» **Given data**:
○ ○ ○
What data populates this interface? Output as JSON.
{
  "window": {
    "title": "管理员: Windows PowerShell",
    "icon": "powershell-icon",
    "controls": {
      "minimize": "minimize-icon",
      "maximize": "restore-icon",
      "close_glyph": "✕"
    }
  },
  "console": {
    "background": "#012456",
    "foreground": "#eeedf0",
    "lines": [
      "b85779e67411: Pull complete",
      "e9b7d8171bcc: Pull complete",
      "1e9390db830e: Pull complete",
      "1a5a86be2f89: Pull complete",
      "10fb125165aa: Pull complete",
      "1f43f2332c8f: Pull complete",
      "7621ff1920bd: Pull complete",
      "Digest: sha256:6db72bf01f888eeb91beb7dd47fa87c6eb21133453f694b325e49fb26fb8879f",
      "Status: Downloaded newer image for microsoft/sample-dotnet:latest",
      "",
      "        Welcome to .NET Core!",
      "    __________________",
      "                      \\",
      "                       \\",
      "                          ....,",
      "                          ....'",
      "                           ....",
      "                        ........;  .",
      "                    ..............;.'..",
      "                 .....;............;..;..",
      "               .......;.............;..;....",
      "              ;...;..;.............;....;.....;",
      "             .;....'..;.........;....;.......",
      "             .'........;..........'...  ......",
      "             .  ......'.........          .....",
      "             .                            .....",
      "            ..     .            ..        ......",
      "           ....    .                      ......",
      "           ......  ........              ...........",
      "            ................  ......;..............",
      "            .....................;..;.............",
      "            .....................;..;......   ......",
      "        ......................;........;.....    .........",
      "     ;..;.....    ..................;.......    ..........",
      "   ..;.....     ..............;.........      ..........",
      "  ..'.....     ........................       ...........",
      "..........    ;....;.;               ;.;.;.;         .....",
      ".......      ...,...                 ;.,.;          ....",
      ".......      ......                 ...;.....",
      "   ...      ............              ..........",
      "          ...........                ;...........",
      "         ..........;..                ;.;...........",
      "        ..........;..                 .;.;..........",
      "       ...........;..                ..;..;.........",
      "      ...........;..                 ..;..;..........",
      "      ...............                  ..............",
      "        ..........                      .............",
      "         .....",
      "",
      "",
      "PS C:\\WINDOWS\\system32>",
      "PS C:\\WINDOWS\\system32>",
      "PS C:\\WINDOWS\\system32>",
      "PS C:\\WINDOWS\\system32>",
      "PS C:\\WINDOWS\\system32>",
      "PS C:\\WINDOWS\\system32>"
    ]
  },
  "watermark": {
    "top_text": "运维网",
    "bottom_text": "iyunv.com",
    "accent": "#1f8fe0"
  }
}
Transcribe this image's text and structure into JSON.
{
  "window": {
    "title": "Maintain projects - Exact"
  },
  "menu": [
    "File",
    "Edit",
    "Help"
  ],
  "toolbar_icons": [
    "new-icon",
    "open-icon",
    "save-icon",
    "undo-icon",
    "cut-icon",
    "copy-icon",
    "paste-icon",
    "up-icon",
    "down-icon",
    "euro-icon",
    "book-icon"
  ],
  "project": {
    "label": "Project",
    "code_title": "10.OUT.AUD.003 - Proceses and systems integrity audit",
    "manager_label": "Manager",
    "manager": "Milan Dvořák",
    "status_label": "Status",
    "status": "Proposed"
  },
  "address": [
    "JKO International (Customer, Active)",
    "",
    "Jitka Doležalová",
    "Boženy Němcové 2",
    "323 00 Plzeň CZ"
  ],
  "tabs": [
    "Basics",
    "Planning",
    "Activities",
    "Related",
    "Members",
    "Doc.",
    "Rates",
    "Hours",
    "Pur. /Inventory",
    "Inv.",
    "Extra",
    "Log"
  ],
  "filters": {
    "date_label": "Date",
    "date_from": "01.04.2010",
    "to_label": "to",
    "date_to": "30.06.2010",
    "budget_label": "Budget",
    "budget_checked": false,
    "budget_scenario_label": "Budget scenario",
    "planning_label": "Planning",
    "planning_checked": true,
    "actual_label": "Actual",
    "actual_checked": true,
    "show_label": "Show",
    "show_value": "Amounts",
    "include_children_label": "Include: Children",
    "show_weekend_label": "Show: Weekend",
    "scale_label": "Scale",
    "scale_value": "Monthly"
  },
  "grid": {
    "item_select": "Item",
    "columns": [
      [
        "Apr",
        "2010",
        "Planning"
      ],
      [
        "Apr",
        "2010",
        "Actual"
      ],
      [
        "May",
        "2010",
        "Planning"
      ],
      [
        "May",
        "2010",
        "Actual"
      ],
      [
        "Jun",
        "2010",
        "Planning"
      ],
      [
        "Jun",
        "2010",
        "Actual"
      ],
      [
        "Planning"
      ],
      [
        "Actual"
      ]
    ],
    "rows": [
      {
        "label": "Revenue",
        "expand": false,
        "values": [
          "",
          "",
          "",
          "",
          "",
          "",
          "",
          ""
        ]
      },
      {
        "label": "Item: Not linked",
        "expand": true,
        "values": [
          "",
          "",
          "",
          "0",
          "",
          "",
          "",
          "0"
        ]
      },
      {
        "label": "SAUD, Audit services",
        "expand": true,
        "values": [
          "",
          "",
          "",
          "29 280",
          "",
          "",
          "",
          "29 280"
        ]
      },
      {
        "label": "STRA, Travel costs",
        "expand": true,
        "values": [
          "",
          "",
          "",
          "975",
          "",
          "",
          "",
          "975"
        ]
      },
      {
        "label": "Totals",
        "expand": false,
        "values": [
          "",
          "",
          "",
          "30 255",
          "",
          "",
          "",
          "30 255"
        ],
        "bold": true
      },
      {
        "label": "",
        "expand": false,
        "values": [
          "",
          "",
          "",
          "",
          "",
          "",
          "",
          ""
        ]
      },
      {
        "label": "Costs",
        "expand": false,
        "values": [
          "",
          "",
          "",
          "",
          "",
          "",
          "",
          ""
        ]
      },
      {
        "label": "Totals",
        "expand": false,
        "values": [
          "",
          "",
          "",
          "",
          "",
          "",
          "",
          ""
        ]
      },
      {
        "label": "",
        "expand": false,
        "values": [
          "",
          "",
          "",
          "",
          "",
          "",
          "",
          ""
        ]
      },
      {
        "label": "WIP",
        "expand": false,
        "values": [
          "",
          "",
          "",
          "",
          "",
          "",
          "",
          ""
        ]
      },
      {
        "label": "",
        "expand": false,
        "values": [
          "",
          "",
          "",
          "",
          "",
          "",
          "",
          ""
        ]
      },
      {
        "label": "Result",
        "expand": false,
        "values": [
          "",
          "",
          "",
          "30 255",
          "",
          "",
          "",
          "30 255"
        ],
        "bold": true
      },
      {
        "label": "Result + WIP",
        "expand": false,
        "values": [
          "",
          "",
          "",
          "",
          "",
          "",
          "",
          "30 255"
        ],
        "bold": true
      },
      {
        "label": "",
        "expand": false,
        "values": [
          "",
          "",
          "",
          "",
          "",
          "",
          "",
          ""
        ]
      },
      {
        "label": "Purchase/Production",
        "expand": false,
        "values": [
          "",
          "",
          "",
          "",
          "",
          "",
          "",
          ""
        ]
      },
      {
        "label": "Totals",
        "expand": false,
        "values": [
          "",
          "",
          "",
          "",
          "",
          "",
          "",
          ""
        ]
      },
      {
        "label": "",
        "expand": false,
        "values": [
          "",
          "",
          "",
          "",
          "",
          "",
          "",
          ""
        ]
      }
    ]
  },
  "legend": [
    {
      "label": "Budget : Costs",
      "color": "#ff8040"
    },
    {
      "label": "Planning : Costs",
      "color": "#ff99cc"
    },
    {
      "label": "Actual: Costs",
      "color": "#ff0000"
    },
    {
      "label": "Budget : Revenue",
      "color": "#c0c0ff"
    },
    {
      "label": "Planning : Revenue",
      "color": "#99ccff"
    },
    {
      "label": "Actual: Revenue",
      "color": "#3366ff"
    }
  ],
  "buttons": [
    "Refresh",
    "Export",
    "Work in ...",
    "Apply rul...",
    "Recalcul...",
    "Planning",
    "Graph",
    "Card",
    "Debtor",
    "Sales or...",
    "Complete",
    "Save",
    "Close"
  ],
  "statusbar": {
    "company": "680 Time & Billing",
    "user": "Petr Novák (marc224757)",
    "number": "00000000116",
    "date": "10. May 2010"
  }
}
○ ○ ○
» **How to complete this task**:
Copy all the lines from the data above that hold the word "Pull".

» **Expected output**:
      "b85779e67411: Pull complete",
      "e9b7d8171bcc: Pull complete",
      "1e9390db830e: Pull complete",
      "1a5a86be2f89: Pull complete",
      "10fb125165aa: Pull complete",
      "1f43f2332c8f: Pull complete",
      "7621ff1920bd: Pull complete",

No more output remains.